In Planned Parenthood v. Casey, the United States Supreme Court eliminates the trimester framework established under Roe v. Wade for measuring the constitutionality of state laws on abortion. In reviewing a Pennsylvania law that imposes several requirements regarding abortions on women and doctors, the Court upholds the basic guarantees established in Roe v. Wade. But the Court holds that the state possesses an interest in the fetus prior to the third trimester, and therefore states can intervene earlier than the last three months of the pregnancy. A woman still has a privacy right to an abortion, but states can introduce requirements of various sorts so long as they do not pose an "undue burden" or present "substantial obstacles" to this right.
In Vernonia School District v. Acton, the United States Supreme Court rules that the district's mandatory drug testing program for all student athletes does not violate students' Fourth Amendment rights. Citing the compelling school drug problem, the failure of other forms of intervention, and the peer influence of student athletes, it holds that the drug testing program meets the standard of reasonableness established in New Jersey v. T.L.O. The Court also holds that the test itself is not unreasonably invasive of the students' privacy. Athletes, it argues, are accustomed to less privacy than other students as they shower and change in a common locker room.
In Stenberg v. Carhart, the United States Supreme Court strikes down a Nebraska law that prohibits partial birth abortions except when necessary to save the life of the mother. The Court holds that the law does not include an allowance for abortions necessary to protect the mother's health. And the Court further holds that the law is ambiguous—it fails to adequately differentiate between the method of abortion being prohibited and other legal late-term methods. This ambiguity, the Court argues, may discourage doctors from performing even legal abortions thereby posing an "undue burden" on women seeking an abortion.

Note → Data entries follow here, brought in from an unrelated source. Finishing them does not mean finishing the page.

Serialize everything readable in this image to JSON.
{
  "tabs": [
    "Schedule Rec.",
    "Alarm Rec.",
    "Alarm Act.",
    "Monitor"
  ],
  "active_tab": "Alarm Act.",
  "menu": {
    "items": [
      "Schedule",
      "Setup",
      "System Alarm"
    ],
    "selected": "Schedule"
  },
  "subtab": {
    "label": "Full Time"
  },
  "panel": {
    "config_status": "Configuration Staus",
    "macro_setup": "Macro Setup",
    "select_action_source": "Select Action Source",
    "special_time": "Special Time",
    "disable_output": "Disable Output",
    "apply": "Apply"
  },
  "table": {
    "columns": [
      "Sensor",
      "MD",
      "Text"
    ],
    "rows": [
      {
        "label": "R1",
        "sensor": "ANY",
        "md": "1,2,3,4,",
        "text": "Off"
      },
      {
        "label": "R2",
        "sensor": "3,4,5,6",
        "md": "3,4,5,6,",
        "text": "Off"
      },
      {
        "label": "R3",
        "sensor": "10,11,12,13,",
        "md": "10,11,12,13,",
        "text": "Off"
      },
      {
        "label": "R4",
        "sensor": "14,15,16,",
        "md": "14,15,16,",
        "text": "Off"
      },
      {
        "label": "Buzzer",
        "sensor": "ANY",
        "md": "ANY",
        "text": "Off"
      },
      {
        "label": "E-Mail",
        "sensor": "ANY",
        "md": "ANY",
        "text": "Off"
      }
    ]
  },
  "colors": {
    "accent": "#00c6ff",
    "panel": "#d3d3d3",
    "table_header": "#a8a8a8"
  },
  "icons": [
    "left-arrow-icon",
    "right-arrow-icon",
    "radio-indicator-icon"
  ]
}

In Gonzales v. Carhart and Gonzales v. Planned Parenthood, the United States Supreme Court upholds the Partial Birth Abortion Ban Act passed by Congress in 2003. The law prohibits a specific form of abortion in which the fetus is destroyed after being removed from the uterus. The Court holds that the law does not impose an undue burden since the more common method of dilation and extraction, in which the fetus is destroyed before removal, is unaffected by the ban and therefore still available to women. The majority of the Court argues that the essential protections of Roe v. Wade are left unaffected. But Justice Ruth Bader Ginsburg argues that the decision signals a new hostility to abortion rights within the Court.